Hay has published for the first time a fragment of autobiography written by Claire, discovered in 1998. It makes for stunning reading. In it, she launches an excoriating attack on Byron and Shelley’s belief in “free love”, a conviction that did poor Claire no good at all (after their deaths, forced to work as a governess in Russia, she lived in fear of discovery of her association with them). Free love, she writes, “dissolves” tenderness, abusing affections “that should be the solace and balm of life”. She goes on to assert that it turned even the poets’ own lives into a “perfect hell”.
It would be worth devouring Young Romantics for Claire’s story alone. But if it’s the men you’re after, they’re all here, too. Byron’s scandalous doings are retold with verve, from the disaster of his marriage to Annabella Milbanke (the rot set in on their honeymoon, which Byron thereafter referred to as his “treaclemoon”) to the infamous summer he spent in Switzerland with the Shelleys and Claire, in the course of which Mary first conceived Frankenstein (one local hotelier did a brisk trade in sailing trips on Lake Geneva, during which appalled English tourists inspected the washing drying outside Byron’s villa for evidence of female inhabitants).
Personally, I did not take to Leigh Hunt, on whom Hay lavishes great attention. But his relationship with his sister-in-law, Bess Kent, is intriguing. She is Claire’s echo: a more shadowy figure, for sure, but perhaps just as sorely used.
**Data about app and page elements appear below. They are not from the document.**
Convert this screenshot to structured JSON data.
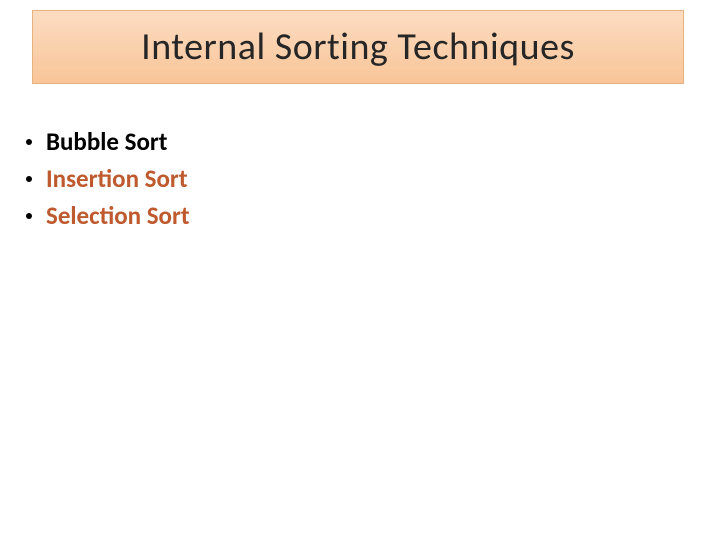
{
  "title": "Internal Sorting Techniques",
  "items": [
    {
      "label": "Bubble Sort",
      "color": "black"
    },
    {
      "label": "Insertion Sort",
      "color": "orange"
    },
    {
      "label": "Selection Sort",
      "color": "orange"
    }
  ]
}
The epigraph to Young Romantics is taken from something Keats wrote of his circle in 1817: “The web of our Life is of mingled yarn.” It is the author’s great achievement to have so deftly unpicked the glorious knot formed by these jumbled and many hued fibres, and by doing so, to have revealed their true colours, blazing and afresh.